Watch this week’s episode of Behind The Music on VH1 tomorrow night, Wednesday 4/25, at 9 p.m. ET/8 CT.
It’s always bitter sweet to see the ladies pegged against one another since so few female emcees break through the glass ceiling of hip-hop. Queen Latifah and MC Lyte proved that women had something to say, something worth listening to, and ultimately demanded the same respect as their male counterparts. That’s why precisely why they’ve been chosen for their fans to vote for the Greatest MC of the Yo! MTV Raps Era.
MC Lyte’s critically acclaimed first album, Lyte as a Rock, debuted in 1988, while Latifah’s All Hail the Queen was released a year later. “Ladies First” was one of the most popular songs from Latifah’s first project, and still gets crowds bumpin’ when it comes on in the clubs today. MC Lyte’s breakout singles include “I Cram to Understand U (Sam)” and “Paper Thin;” the latter topped the Billboard Rap charts at #1. Lyte made a name for herself with her uncensored lyrics, and we loved every minute of it. Both women continued to make records throughout the 90s, but by the mid 90s, Lil Kim and Foxy Brown had changed what it meant to be a female rapper with their explicit lyrics and barely there outfits.
You can’t mention female emcees without noting the contributions of both Latifah and Lyte. That said, whether it was the woman empowerment vibe Queen brought, or MC Lyte’s unapologetic no nonsense hardcore lyrics, you can only pick one. Vote for the femcee you want to advance to round two. Voting closes Wednesday, April 25 at 4 p.m. ET/PT!

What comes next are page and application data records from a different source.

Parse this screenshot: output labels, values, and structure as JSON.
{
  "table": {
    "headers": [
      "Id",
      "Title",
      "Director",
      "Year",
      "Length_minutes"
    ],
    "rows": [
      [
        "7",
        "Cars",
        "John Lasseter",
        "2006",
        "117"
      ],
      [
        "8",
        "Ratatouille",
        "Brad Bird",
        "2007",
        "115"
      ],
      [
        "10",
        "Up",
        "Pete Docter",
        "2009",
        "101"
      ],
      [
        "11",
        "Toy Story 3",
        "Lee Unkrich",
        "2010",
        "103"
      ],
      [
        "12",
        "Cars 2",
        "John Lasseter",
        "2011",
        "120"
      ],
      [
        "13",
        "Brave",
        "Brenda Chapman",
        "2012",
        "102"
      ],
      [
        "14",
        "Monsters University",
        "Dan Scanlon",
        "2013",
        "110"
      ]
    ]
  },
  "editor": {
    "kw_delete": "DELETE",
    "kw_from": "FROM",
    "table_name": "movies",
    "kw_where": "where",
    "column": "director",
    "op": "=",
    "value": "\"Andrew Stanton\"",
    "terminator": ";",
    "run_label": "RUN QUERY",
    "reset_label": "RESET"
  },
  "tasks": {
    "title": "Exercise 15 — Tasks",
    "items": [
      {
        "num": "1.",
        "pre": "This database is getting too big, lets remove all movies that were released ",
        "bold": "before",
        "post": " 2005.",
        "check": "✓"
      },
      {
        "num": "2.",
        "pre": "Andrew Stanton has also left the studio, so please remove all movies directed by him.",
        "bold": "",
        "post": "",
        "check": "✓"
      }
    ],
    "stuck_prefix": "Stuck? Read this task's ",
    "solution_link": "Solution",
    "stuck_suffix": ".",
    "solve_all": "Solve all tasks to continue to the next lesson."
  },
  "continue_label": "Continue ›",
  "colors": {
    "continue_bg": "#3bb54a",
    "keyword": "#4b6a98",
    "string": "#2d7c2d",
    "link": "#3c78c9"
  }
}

Are you excited yet about Round One of Bracket Madness featuring your favorite emcees of the Yo! MTV Raps era? In this corner, we have the pioneers of this rap thing: Chuck D vs. KRS-One. With their well respected contributions to hip-hop its kind of hard to choose between the two. Both bred in the ghettos of New York in the 60s and 70s, their lyrics reflected the awareness of the world they saw around them. But one would be highly mistaken if they attributed the consciousness in their rhymes for weakness. Each one of their flows are undeniably raw. So who do you vote for? Here’s three reasons to vote for either one.
CHUCK D 1. Two words: Public Enemy.
Dude was a member of Public Enemy. Need we say more? A rap group like that doesn’t come around twice in a lifetime. “Public Enemy #1″ was a classic track from their debut album Yo! Bum Rush the Show in 1987. From 1988-1991, the dynamic group released three platinum albums. The same group gifted the world with “Fight the Power.” This song is better than some cats’ entire catalog. I’m just sayin’. Public Enemy went on to sell four million albums throughout their career. Plus, anyone that could put up with the clock rocking Flavor Flav, has to be one hell of a guy.
2. Distinctive sound.
No one in hip-hop has a voice like Chuck. It’s so distinctive it couldn’t even be duplicated. He raps, you listen. From the flow to the tone to the speed, Chuck D has a full command of his sound.
So, while Adam Levine, Christina Aguilera, Cee Lo Green and Blake Shelton are moonlighting as judges on the U.S. version of The Voice, it seems as if Seal is doing the same thing for the Australian Voice. During a recent episode of the show, Seal was caught on camera REALLY enjoying a female contestant performing of Adele‘s “Don’t You Remember?” Talk about a future love paradise! Now, we have no idea if Seal was actually clubbing his seal —if you get our meaning— but watch the video above and tell us what you think he’s doing.